Love isn’t about me. Love is about God and Jesus. I don’t know the first thing about love. Anything I do that even gets close to love is a result of the Holy Spirit in me. It is growing like a fruit but it is all about God and nothing about me.
Where does love come from? Love comes from the Holy Spirit. It is a gift. It is fruit that grows in me. Left to my own devices, I stink at it.
Jesus is my standard. I fall way short of the goal (aka sin).
Master Jesus the Messiah, Son of God, have mercy on me a sinner.
Jesus made an amazing sacrifice of dying on the cross and shedding His blood to pay the price for our missing God’s goal for our life. That is love. That is true love.
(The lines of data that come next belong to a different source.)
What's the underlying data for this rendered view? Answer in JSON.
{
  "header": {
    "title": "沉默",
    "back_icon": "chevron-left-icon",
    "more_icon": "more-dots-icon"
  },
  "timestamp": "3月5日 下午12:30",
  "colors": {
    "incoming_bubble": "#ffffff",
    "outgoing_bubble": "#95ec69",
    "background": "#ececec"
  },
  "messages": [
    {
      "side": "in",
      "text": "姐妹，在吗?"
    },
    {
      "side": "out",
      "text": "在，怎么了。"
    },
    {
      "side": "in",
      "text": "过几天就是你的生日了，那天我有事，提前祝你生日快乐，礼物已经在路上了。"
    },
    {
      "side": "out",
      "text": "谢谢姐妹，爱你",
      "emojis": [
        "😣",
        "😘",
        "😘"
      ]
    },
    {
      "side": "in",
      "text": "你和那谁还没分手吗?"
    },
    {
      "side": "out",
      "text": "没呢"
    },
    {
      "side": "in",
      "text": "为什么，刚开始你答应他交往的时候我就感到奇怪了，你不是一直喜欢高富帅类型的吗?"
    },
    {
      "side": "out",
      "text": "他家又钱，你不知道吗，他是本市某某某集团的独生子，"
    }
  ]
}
Because we have received the Holy Spirit, we can actually love, whereas before, we could not. I tried, but it was useless.
“This is how God showed his love among us: He sent his one and only Son into the world that we might live through him. This is love: not that we loved God, but that he loved us and sent his Son as an atoning sacrifice for our sins. Dear friends, since God so loved us, we also ought to love one another.… We love because he first loved us” (1 John 4:9–11, 19).
Is love optional? Yes, I get to decide whether to love or not. It is a gift. I can use it or not. It is a fruit that I can cultivate and grow, or not. So I get to decide. I often am not loving. I can be mean and cruel. I have no defense. “Master Jesus the Messiah, Son of God, have mercy on me, a sinner.”
There is good news in that the Word of God and Jesus offers an understanding of the source, character, requirement and value of love, based on the nature and actions of God our Father. Jesus sums up God’s goal (command) for us as one of loving God and our neighbors.
“You shall love the Master your God with all your heart, and with all your soul, and with all your mind.’ This is the great and foremost commandment. “The second is like it, ‘You shall love your neighbor as yourself.’ ~Jesus | Matthew 22:37
I must confess that I am not the best at this. I am challenged many days. Let’s dig in. There is much to learn on how to love. The Greek word here is ἀγάπη agape. The Greek word agape is often translated “love” in the New Testament.
How is “agape love” different from other types of love? The essence of agape love is goodwill, benevolence, and willful delight in the object of love. Unlike our English word love, agape is not used in the New Testament to refer to romantic or sexual love.
It does not refer to close friendship or brotherly love”, for which the Greek word philia is used. Agape love involves faithfulness, commitment, and an act of the will. It is distinguished from the other types of love by its lofty moral nature and strong character. Agape love is beautifully described in 1 Corinthians 13.